[WHAT YOU WILL DO]
Give back every record that follows, exactly as written.

*** Opening DATA IN THIS EXERCISE ***

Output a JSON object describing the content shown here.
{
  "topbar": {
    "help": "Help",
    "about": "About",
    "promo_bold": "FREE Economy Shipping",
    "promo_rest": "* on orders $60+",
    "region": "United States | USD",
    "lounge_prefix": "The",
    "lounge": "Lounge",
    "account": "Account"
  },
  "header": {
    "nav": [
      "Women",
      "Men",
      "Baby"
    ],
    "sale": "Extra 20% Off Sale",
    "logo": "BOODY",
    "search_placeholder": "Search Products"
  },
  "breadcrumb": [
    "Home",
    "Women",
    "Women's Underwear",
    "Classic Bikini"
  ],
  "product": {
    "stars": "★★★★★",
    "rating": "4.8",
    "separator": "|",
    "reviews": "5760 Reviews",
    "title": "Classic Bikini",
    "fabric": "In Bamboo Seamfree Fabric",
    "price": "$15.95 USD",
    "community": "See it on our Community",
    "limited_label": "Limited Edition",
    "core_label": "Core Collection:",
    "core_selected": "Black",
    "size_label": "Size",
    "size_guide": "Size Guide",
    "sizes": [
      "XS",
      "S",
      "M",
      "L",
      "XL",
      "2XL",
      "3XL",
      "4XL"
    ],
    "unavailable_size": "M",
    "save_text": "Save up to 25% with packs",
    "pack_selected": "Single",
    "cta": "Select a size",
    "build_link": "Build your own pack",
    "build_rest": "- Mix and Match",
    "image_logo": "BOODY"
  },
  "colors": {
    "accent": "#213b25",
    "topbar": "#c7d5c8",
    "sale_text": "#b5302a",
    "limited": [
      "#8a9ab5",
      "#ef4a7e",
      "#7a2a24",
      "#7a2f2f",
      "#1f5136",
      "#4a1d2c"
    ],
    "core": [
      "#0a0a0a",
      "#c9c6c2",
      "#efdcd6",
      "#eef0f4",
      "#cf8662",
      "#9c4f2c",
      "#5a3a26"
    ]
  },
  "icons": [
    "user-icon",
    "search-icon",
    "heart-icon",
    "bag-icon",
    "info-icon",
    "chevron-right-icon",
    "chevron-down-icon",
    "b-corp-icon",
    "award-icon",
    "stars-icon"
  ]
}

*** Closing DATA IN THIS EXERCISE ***

[ANSWER SECTION]
Output a JSON object describing the content shown here.
{
  "topbar": {
    "help": "Help",
    "about": "About",
    "promo_bold": "FREE Economy Shipping",
    "promo_rest": "* on orders $60+",
    "region": "United States | USD",
    "lounge_prefix": "The",
    "lounge": "Lounge",
    "account": "Account"
  },
  "header": {
    "nav": [
      "Women",
      "Men",
      "Baby"
    ],
    "sale": "Extra 20% Off Sale",
    "logo": "BOODY",
    "search_placeholder": "Search Products"
  },
  "breadcrumb": [
    "Home",
    "Women",
    "Women's Underwear",
    "Classic Bikini"
  ],
  "product": {
    "stars": "★★★★★",
    "rating": "4.8",
    "separator": "|",
    "reviews": "5760 Reviews",
    "title": "Classic Bikini",
    "fabric": "In Bamboo Seamfree Fabric",
    "price": "$15.95 USD",
    "community": "See it on our Community",
    "limited_label": "Limited Edition",
    "core_label": "Core Collection:",
    "core_selected": "Black",
    "size_label": "Size",
    "size_guide": "Size Guide",
    "sizes": [
      "XS",
      "S",
      "M",
      "L",
      "XL",
      "2XL",
      "3XL",
      "4XL"
    ],
    "unavailable_size": "M",
    "save_text": "Save up to 25% with packs",
    "pack_selected": "Single",
    "cta": "Select a size",
    "build_link": "Build your own pack",
    "build_rest": "- Mix and Match",
    "image_logo": "BOODY"
  },
  "colors": {
    "accent": "#213b25",
    "topbar": "#c7d5c8",
    "sale_text": "#b5302a",
    "limited": [
      "#8a9ab5",
      "#ef4a7e",
      "#7a2a24",
      "#7a2f2f",
      "#1f5136",
      "#4a1d2c"
    ],
    "core": [
      "#0a0a0a",
      "#c9c6c2",
      "#efdcd6",
      "#eef0f4",
      "#cf8662",
      "#9c4f2c",
      "#5a3a26"
    ]
  },
  "icons": [
    "user-icon",
    "search-icon",
    "heart-icon",
    "bag-icon",
    "info-icon",
    "chevron-right-icon",
    "chevron-down-icon",
    "b-corp-icon",
    "award-icon",
    "stars-icon"
  ]
}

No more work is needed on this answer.